→ Data shown
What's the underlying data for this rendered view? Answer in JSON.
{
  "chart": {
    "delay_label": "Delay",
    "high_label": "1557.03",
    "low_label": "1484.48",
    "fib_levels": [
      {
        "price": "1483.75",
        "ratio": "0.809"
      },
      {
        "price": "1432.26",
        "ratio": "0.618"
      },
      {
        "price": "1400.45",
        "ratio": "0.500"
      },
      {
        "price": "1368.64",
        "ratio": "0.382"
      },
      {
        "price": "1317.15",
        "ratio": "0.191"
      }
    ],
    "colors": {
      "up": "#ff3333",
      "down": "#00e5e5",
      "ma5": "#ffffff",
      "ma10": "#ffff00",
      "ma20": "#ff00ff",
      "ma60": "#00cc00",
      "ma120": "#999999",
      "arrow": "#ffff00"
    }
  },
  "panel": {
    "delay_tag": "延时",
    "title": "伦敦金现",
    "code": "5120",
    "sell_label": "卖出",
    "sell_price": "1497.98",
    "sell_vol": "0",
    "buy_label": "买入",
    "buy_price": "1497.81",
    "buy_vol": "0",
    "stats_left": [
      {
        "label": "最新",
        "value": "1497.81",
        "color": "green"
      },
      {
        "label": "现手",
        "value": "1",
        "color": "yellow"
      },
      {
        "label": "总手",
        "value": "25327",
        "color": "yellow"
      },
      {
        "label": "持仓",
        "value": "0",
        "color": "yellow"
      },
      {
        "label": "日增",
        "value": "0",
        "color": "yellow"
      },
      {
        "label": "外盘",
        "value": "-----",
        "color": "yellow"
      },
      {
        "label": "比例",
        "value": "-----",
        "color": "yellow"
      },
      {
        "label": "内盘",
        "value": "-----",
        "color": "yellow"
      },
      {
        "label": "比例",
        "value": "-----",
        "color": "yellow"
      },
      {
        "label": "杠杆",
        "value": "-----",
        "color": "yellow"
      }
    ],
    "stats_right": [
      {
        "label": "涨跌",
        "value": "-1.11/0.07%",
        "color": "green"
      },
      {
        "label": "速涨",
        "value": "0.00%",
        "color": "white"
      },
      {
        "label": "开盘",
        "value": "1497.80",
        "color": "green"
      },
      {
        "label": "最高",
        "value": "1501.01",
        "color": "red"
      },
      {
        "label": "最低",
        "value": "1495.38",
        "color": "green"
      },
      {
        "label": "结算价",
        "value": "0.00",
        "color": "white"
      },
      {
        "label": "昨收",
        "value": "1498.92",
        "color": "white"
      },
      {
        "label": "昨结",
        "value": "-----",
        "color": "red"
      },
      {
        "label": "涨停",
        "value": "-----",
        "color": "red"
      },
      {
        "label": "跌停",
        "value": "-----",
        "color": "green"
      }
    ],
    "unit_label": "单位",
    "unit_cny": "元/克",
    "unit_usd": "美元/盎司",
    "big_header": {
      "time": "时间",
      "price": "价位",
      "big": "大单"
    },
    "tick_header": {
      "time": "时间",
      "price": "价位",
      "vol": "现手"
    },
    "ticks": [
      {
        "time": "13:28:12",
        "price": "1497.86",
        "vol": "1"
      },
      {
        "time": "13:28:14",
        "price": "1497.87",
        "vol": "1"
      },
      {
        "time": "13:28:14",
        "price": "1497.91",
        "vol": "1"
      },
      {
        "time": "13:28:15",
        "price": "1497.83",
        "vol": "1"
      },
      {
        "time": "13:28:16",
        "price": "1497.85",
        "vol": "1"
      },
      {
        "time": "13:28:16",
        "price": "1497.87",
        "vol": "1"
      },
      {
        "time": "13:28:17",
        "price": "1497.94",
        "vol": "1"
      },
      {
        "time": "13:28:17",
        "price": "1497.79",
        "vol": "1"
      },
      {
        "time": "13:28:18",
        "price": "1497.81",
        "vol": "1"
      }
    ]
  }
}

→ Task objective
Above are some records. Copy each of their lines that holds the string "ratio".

→ Answer box
        "ratio": "0.809"
        "ratio": "0.618"
        "ratio": "0.500"
        "ratio": "0.382"
        "ratio": "0.191"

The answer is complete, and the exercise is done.